For a wayfinding plan to work, people should be able to comprehend the intent of the message in under five seconds, and the layout should be uncluttered and easy read. This wayfinding guideline runs parallel to the “intuitive use” principle of universal design.
Intuitive Use Means Keeping the Message Simple
The biggest, most common mistake made in wayfinding plans is “over-signing and over-messaging.” Too many signs create visual clutter, causes traffic jams in busy hallways and can even cause visitors to retreat back to the start if the amount of information is too confusing. Here are some tips to help keep messages short and simple and help achieve the “intuitive use” principle:
- Whenever possible, integrate color schemes into the wayfinding plan that match the destination.
- Use common language and keep it to one line.
- When using directional arrows, make sure they point in a logical direction.
- Group destination messages under common directional arrows.
- Remember the adage that “less is more” when it comes to communicating wayfinding solutions.
LRV Color Contrast Helps Meet Perceptible Information Principle
Color and contrast of a message on a sign will always be a critical ingredient of creating a truly functional sign. A useful rule of thumb for achieving a functional sign and message that meets the “perceptible information” principle is the 70% Light Reflectance Value (LRV).

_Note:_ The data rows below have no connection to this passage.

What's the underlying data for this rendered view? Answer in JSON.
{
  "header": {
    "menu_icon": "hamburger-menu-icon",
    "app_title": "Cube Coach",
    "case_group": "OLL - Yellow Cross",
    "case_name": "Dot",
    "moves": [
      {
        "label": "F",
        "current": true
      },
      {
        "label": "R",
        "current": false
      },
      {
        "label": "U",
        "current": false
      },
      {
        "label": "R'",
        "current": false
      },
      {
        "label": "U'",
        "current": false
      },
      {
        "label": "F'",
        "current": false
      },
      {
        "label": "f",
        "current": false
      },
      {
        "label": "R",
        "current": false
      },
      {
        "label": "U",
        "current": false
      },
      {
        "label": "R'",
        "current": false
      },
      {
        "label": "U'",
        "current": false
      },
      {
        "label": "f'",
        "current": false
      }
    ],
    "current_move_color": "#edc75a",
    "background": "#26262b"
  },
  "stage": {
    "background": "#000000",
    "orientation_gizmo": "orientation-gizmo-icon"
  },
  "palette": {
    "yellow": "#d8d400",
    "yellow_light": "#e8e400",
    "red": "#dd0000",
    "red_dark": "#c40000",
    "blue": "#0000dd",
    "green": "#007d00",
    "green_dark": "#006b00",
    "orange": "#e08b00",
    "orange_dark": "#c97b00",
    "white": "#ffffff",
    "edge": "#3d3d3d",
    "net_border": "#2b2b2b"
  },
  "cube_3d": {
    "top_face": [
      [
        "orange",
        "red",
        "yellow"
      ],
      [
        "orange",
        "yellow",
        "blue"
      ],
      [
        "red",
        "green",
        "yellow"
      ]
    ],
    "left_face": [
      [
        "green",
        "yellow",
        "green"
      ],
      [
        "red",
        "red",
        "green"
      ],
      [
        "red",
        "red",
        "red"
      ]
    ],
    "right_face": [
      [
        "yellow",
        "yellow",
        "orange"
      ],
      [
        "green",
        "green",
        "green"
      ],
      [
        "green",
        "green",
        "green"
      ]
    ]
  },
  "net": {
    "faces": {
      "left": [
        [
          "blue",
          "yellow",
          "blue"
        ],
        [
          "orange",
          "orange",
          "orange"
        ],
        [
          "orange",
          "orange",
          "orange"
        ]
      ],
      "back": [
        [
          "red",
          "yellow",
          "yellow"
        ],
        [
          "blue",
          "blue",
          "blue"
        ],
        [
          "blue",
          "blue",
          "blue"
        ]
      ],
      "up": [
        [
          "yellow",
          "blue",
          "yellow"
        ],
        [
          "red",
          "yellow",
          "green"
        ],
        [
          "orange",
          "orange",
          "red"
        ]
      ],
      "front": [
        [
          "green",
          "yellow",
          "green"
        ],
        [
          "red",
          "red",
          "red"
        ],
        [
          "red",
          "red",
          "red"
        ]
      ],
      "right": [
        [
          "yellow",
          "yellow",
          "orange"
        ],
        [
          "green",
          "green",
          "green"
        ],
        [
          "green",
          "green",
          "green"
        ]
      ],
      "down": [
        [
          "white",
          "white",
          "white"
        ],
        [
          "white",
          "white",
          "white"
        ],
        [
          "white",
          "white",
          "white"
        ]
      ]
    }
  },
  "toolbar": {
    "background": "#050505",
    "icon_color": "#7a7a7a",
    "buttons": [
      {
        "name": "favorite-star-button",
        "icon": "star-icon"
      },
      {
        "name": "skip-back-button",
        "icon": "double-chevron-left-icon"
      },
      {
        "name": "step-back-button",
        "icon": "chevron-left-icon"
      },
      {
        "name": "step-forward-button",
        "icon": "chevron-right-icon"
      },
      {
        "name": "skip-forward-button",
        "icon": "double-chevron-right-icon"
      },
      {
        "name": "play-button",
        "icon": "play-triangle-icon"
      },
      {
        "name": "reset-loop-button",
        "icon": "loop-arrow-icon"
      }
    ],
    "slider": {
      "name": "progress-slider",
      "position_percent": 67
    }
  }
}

While LRV is not the only measurement for creating a sign message that is perceptible, it is helpful tool. When using LRV, the goal is to achieve a 70% Light Reflectance Value (LRV) contrast between sign text and background color. Using the LRV formula following the contrast requirements in the latest ADA guidelines will ensure that sight impaired individuals will be able to read the sign information and find their way to the desired destination, thus meeting the “perceptible information” principle.
2010 ADA Guidelines for Color Contrast:
- Characters and their background shall have a non-glare finish.
- Characters shall contrast with their background with either light characters on a dark background or dark characters on a light background.